Defending Lithuania from “increasing political pressure and economic coercion” by China is a priority for Joe Biden’s United States, which is trying to push allies and partners – including Italy – to Vilnius’s side in the face of Beijing’s behaviour.
Relations between China and Lithuania have been steadily worsening over the past months. Beijing downgraded relations yet again after Vilnius’ decision to give the go-ahead for the opening of a representative office in Taiwan.
After the European Commission tried not to get involved in the matter, Lithuanian President Gitanas Nausėda recently told Žinių Radijas, a radio station: “I don’t think the opening of the Taiwanese office was a mistake. I think the name was, though, as it was not coordinated with me.” A matter of semantics, underscoring Vilnius’ resolve in nurturing relations with Taipei regardless of Beijing’s woes.
Washington deeply approves of this stance. US Secretary of State Antony Blinken himself reiterated that the US stands with Lithuania on December 21, during a telephone call with Lithuanian Prime Minister Ingrida Simonyte.
The head of US diplomacy had stressed the American “support” for Lithuania and reiterated “the commitment of the United States to work with like-minded countries to reject the coercive diplomatic and economic behaviour of the People’s Republic of China.”

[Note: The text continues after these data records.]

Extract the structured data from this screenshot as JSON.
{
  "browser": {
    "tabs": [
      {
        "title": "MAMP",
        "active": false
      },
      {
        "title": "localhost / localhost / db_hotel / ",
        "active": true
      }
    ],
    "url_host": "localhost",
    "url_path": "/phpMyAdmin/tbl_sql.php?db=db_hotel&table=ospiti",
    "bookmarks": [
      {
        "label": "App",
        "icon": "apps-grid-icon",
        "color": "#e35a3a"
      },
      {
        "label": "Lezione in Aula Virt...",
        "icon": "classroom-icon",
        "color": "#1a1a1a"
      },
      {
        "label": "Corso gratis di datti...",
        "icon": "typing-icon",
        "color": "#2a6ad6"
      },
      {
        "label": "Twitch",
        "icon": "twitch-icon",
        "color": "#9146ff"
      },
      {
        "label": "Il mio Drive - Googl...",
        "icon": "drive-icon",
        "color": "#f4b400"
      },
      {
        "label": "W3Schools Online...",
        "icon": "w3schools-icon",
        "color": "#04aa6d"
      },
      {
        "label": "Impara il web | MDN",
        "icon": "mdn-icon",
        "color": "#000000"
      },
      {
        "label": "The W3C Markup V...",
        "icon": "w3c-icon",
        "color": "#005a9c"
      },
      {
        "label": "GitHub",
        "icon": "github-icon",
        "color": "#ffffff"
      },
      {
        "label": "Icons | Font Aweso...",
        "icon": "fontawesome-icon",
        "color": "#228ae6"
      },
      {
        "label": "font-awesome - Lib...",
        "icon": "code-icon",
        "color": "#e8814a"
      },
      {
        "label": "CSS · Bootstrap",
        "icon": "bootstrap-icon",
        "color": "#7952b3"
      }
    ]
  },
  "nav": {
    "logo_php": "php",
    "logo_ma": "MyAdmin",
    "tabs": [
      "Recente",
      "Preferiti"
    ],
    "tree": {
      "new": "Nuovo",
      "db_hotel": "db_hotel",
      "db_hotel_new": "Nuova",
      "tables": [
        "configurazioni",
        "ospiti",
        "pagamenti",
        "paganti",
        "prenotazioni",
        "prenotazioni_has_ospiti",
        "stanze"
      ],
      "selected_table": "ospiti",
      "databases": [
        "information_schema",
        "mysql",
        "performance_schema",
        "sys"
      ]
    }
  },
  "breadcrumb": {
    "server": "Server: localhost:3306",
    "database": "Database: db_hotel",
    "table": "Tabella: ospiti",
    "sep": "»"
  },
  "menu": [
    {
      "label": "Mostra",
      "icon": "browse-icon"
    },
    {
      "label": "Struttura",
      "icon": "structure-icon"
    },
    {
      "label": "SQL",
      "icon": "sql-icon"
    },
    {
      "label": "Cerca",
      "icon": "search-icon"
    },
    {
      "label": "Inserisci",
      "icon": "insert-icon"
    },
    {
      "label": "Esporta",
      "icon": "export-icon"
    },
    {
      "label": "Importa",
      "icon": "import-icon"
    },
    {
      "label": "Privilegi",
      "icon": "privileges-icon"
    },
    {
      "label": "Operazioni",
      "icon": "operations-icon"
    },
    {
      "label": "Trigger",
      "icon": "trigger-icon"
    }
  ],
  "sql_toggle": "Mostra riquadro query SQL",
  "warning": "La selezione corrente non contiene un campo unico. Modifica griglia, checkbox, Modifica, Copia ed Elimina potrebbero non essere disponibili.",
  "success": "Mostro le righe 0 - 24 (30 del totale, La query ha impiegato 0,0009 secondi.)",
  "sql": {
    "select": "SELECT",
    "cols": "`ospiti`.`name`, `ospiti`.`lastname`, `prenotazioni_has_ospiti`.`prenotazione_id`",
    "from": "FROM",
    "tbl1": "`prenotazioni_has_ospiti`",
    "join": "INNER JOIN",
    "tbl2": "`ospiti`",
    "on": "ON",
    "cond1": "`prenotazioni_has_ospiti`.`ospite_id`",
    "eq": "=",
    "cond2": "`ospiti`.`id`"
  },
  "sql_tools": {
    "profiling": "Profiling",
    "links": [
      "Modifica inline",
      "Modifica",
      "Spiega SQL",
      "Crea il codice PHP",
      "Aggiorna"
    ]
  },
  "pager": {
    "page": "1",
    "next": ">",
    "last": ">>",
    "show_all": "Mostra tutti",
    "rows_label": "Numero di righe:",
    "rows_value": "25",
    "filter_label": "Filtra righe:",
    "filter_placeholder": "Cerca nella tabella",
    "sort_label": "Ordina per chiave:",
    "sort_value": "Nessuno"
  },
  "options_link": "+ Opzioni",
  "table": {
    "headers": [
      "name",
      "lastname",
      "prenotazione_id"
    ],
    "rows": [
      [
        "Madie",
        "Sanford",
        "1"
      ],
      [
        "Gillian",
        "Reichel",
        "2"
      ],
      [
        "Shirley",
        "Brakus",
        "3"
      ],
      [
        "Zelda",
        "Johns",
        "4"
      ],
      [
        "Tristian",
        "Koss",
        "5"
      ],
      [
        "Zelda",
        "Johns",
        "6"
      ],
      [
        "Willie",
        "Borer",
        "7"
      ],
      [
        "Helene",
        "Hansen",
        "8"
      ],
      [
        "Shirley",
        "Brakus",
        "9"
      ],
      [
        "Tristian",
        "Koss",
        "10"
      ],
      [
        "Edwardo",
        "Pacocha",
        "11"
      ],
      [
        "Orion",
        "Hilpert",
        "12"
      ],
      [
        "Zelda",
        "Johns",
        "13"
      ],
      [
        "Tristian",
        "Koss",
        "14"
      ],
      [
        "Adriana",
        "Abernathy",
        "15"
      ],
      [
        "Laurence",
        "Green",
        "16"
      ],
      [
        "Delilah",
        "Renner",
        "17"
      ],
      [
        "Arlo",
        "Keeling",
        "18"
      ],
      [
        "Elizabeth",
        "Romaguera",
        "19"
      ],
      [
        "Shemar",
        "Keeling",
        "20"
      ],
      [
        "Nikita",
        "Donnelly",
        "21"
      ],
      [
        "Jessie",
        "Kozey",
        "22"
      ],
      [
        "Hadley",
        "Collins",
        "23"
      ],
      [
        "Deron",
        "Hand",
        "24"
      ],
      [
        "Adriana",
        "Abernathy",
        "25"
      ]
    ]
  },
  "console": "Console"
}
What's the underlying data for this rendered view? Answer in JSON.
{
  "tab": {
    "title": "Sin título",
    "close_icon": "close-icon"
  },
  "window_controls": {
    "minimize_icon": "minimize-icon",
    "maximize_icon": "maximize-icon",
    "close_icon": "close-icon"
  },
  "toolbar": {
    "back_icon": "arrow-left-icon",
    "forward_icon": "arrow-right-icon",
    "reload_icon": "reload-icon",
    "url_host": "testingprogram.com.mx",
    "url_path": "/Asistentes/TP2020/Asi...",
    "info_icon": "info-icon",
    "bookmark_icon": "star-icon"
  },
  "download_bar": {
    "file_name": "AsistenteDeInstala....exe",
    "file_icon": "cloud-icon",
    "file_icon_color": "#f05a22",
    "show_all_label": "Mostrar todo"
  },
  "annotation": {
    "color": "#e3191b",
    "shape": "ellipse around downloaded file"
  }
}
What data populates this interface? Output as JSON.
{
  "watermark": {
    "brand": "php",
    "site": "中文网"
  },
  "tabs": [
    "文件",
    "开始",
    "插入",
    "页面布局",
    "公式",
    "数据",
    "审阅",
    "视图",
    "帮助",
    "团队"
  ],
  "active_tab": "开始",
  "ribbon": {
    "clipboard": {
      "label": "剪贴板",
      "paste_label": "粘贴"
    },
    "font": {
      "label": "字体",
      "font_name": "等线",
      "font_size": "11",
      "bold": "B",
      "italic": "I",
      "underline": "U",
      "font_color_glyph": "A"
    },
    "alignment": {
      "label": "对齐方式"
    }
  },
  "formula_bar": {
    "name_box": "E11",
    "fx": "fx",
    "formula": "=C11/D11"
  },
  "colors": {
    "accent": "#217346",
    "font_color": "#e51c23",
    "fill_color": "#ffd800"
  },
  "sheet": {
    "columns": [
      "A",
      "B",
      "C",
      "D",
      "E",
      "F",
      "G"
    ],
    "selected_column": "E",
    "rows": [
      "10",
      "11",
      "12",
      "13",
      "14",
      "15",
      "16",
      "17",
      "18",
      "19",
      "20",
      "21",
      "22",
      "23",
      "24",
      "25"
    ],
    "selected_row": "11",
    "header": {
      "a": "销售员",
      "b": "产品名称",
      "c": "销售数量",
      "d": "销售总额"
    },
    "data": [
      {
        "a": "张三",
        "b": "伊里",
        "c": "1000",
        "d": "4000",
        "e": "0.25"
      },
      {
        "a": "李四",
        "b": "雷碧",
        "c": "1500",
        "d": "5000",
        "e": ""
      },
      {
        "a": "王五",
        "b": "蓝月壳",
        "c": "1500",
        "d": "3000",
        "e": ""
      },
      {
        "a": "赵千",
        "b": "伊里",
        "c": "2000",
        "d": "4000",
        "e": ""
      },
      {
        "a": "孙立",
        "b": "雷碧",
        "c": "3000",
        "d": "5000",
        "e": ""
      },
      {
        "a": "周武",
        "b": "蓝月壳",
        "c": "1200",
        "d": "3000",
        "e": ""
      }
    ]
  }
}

Exploring the readouts
This matter was further discussed more recently, Mr Blinken’s talks with the foreign ministers of the Bucharest Nine – a group of countries representing NATO’s Eastern flank that includes Bulgaria, Estonia, Latvia, Lithuania, Poland, the Czech Republic, Romania, Slovakia and Hungary.
As State Department spokesman Ned Price explained, high up on Mr Blinken and the Nine’s agenda was the situation in Ukraine, with Russia’s “destabilising military build-up” along the border and “the US commitment to continued close consultation and coordination with all of our Transatlantic Allies and partners as we work toward de-escalation through deterrence, defence, and dialogue.”
The State Department’s note on the talks goes on to mention the Lithuanian issue, which had already been the focus of Mr Blinken’s phone calls with his Italian counterpart Luigi Di Maio on December 31, as well as those with the officials of France (Jean-Yves Le Drian), Germany (Annalena Baerbock) and the United Kingdom (Elizabeth Truss) on December 29, and that with the European Union’s High Representative for Foreign Affairs and Security Policy Josep Borrell on December 22.
Washington’s notes after the Secretary of State’s talks with all his counterparts, including those of the Bucharest Nine, all used the same formula. They emphasised “solidarity with Lithuania in the face of escalating political pressure and economic coercion by the People’s Republic of China.”
The phone call with High Representative Borrell also mentioned “shared concerns” and adds that such practices “are impacting both US and European companies.” According to the readout of the conversation with FM Di Maio, they “risk US and European prosperity and security.” However, only the American reconstruction of the conversation features the reference to Lithuania, which is missing from the Italian Ministry of Foreign Affairs’ communiqué.
Italian views: Formentini (League) and Alfieri (Democratic Party)
“The US and NATO are very clear,” said Paolo Formentini, League MP and vice-president of the Lower House’s Foreign Affairs Committee. “It would be nice if the EU were too. Instead, [the latter] is mocked by Chinese Foreign Minister Wang Yi precisely because of the absence of a well-defined foreign policy.”
Mr Formentini’s fear is that “the much-vaunted ‘third European way’ between the US and China, if it ever comes to fruition, will only weaken the West, which is one of Beijing’s objectives.” In this sense, considering the reasons for the clash between Lithuania and China, “the unity of the West will have to manifest itself in the defence of Taiwan: if Taiwan falls, the West falls.”
“What the US is doing in the theatre that interests them most – that is, the Indo-Pacific – is understandable,” observed Alessandro Alfieri, senator of the Democratic Party and secretary of the Senate’s Foreign Affairs Committee. “I think, however, that we need a qualitative leap. Working on a bilateral level may help to contain a situation but risks missing the final objective.”
Hence, Mr Alfieri believes that on matters concerning China “the US must talk, if not with the EU as a whole, at least with the hard-core that has rebuilt itself in recent times,” i.e. France, Germany and Italy, who nonetheless remain interested in keeping the channels of commercial dialogue with China open. “Italy should push for a united EU position in the face of Chinese economic penetration which, as shown with the Belt and Road Initiative, often turns into political influence,” he concluded.